Friday, Feb. 10, 2006 | 12:31 p.m.
There is a time and place for the practice of one's religion. When a person's religious beliefs infringe on the rights of others, the line has been crossed.
Pharmacists and medical personnel who refuse to perform services based on their conscience are, in my opinion, conscientious objectors. The military knew what to do with conscientious objectors. It put them into other jobs.
The religious right insists that we are a Christian nation, but nowhere in the Constitution are the words Christian or Christianity mentioned, and the Constitution is the supreme law of the land (see Article VI, second paragraph).

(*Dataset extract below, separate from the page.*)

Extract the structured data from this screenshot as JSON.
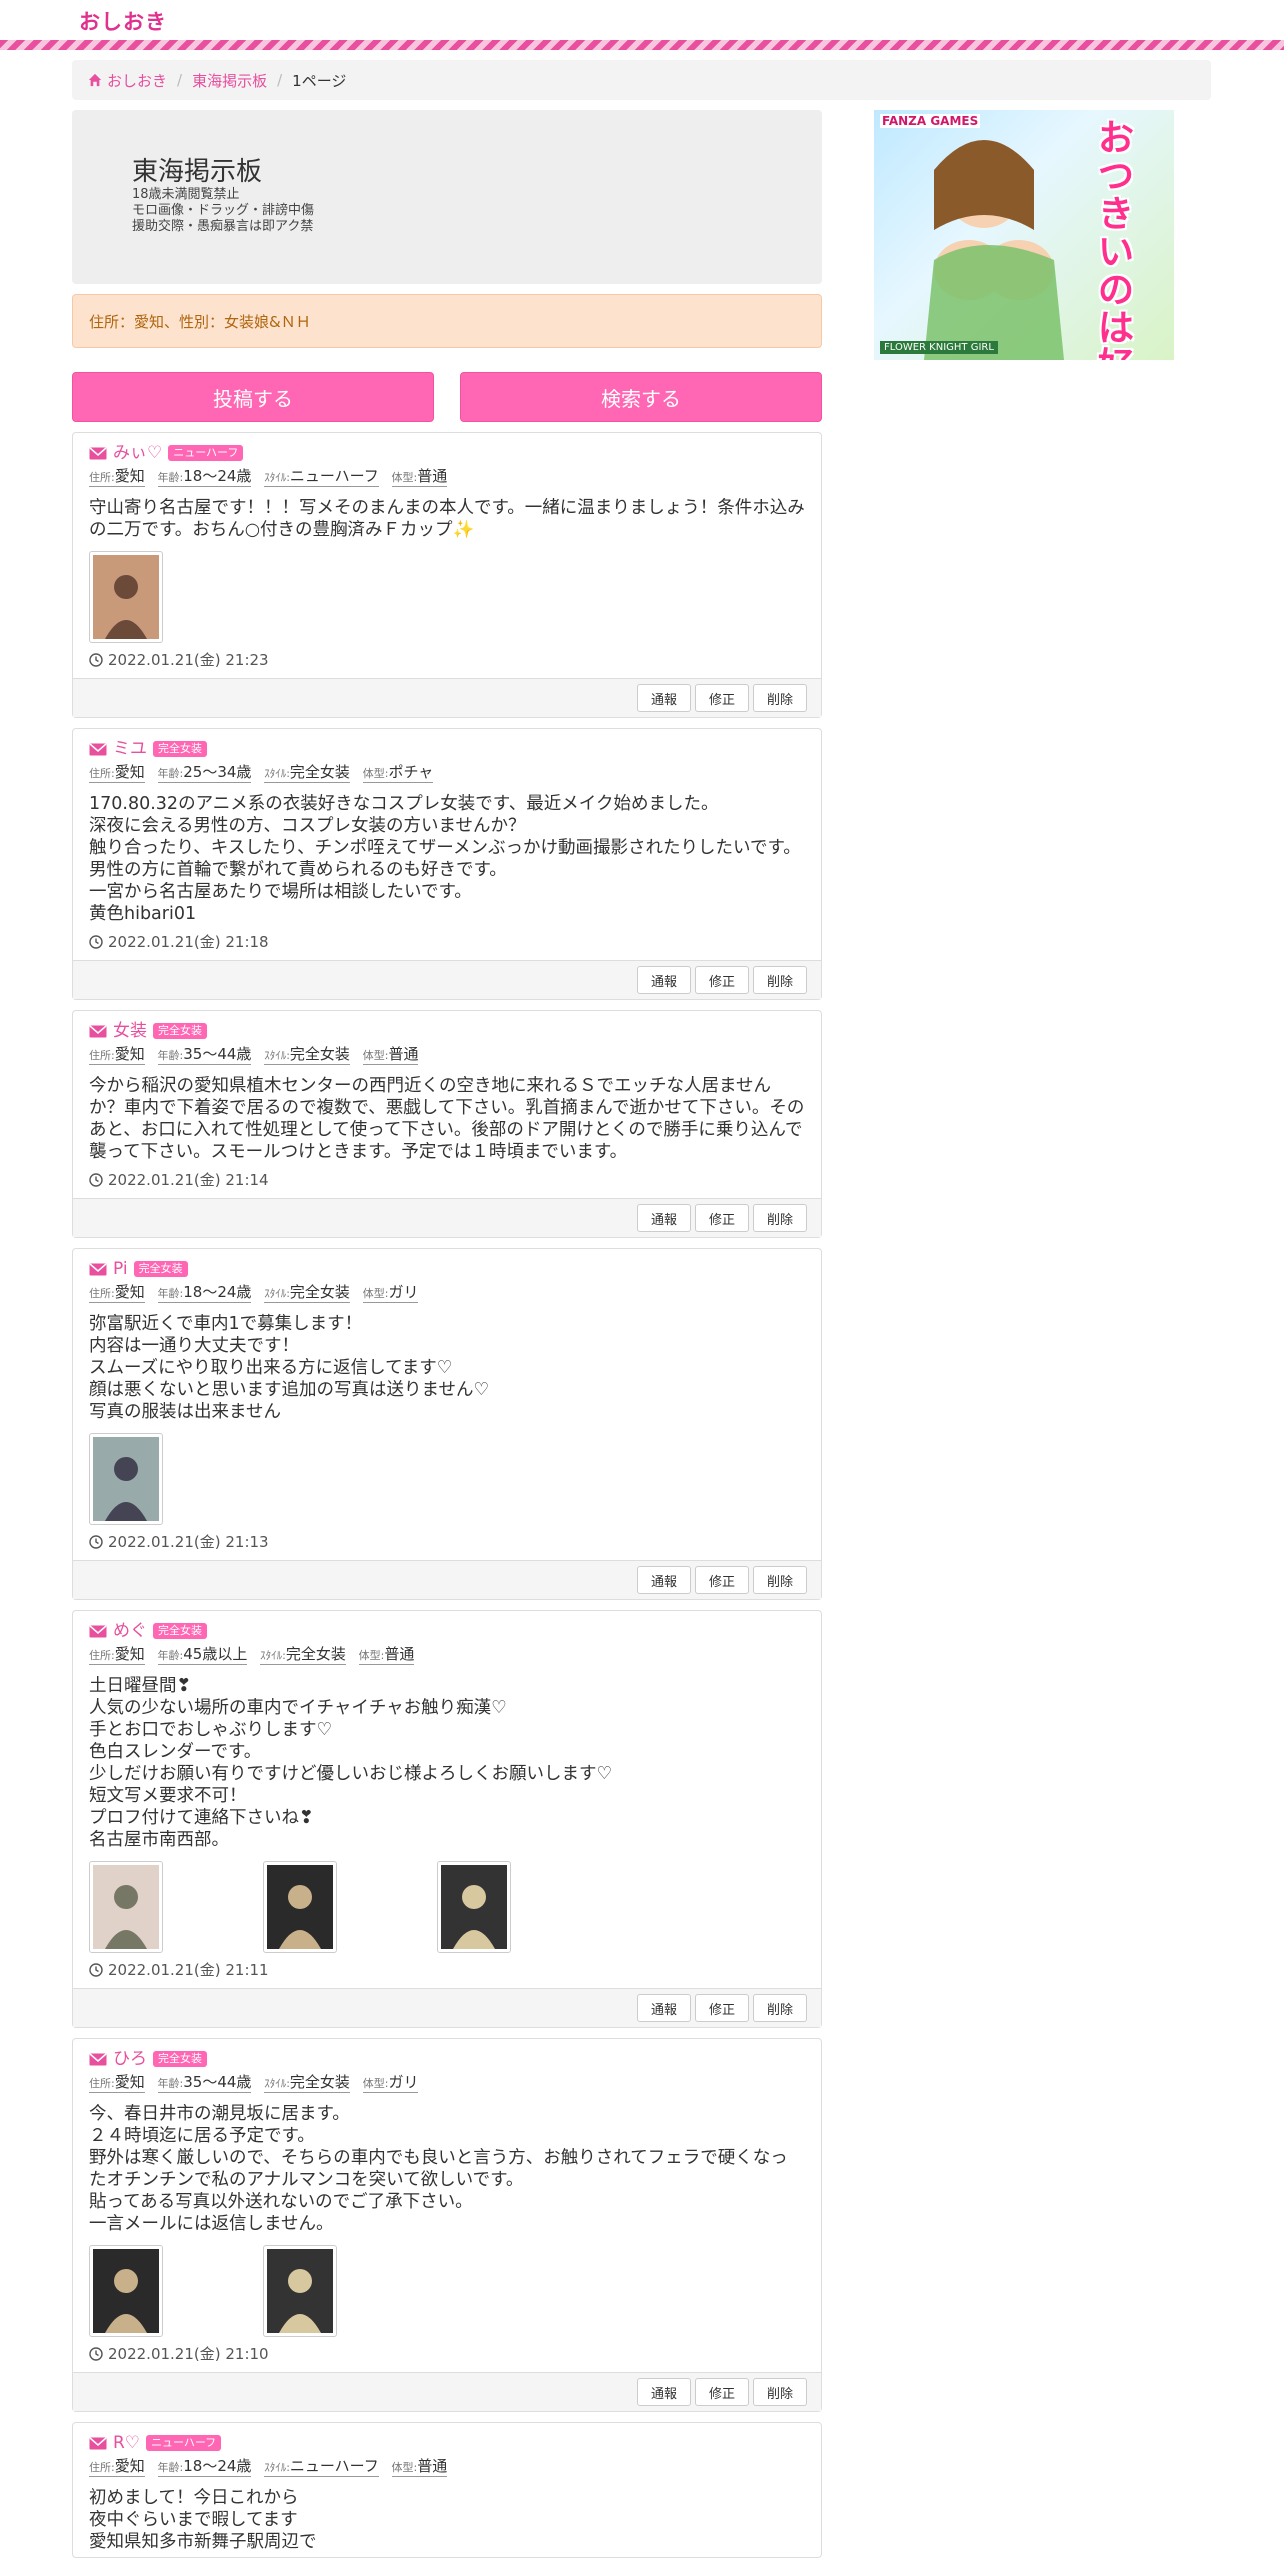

While the Constitution guarantees the right of worship, it also states that "Congress shall make no law respecting an establishment of religion." This means that people do not have to submit to the religious views of others, nor is religion to be allowed to dictate the policies of the government of the United States.
President Bush should be impeached because he has allowed the anti-abortion views of the religious right to influence the government policies on family planning aid to Africa, where thousands are dying of AIDS. These people do not have a pharmacy on every corner where they can buy condoms, and because a small portion of family planning aid goes to fund abortions, basic family planning services are curtailed where they are desperately needed.
Is this what the future holds for Americans if the fanaticism of the religious is allowed to prevail?
Nadia Romeo, Las Vegas